AbstractMany mental health organizations have ethics codes which create guiding principles for professionals. Within in the counseling profession there are several institutions that employ the ethics codes. Among them are the American Counseling Association (ACA) and the American Association of Christian Counselors (AACC). The ACA Code of Ethics, written in 2005, have a similar set of codes to the 2004 AACC Code of Ethics, nevertheless they differ in approach and function. This paper will evaluate, compare and contrast the similarities and dissimilarities of the codes in the areas of informed consent, competence of the counselor, and the counselor's relationship to society.
Ethics Codes Analysis PaperOne of the intentions of the both the 2005 American Counseling Association Code of Ethics (ACA) and the 2004 American Association of Christian Counselors (AACC) is to serve as an ethical guide that assists members in launching an ethical counseling practice that best serves the clients.
Since the ACA Code of Ethics and AACC Ethics Codes were written specifically for the counseling profession they have many of the same ideas in regards to ethical practices, procedures, and behaviors.

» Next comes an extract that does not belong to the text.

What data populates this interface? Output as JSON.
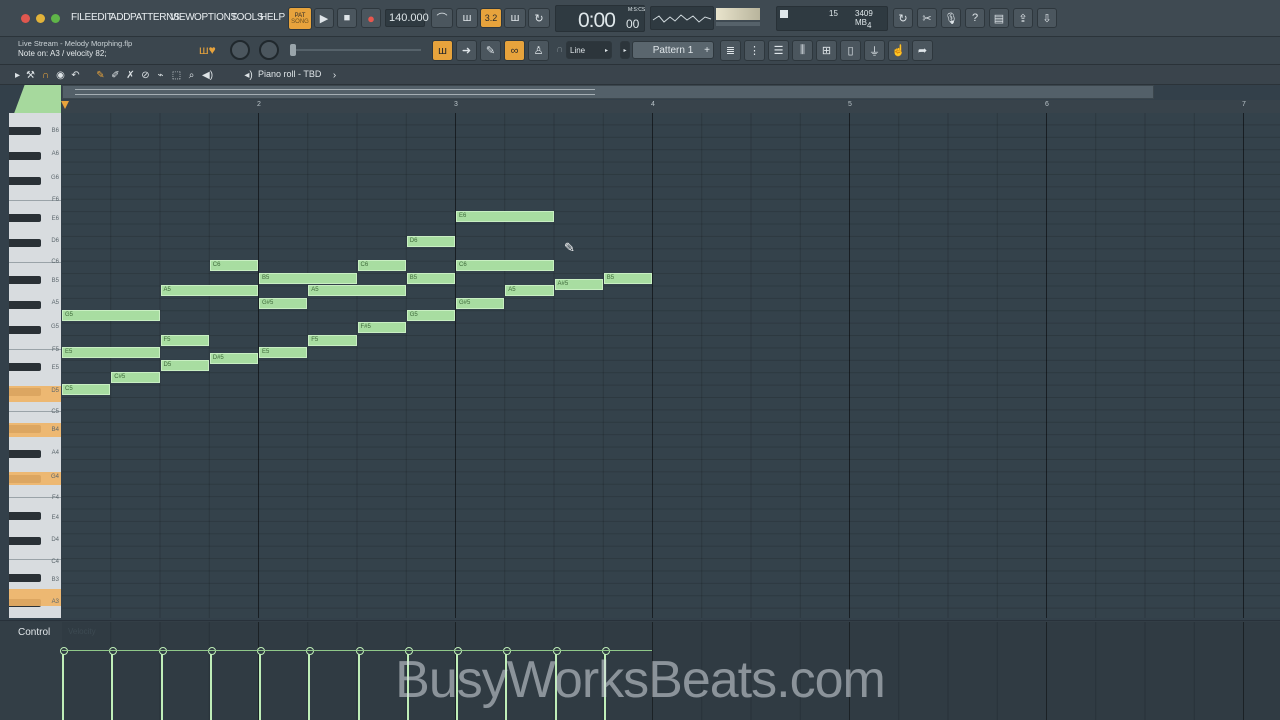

The AACC consulted with the ACA when writing their ethic codes.
The AACC defines their code of ethics from a Christian point of view and the codes are written explicitly for the Christian counselor. The ACA has a more humanistic approach to their codes and the codes are written for the secular counselor. This distinction can be made by simply reading the mission statement of the ACA and AACC. "The mission of the American Counseling Association is to enhance the quality of life in society by promoting the development of professional counselorsÃ¢ÂÂ¦and using the profession and practice of counseling to promote respect for human dignity and diversity" (2005, p. 2) and "The mission of this Code is to...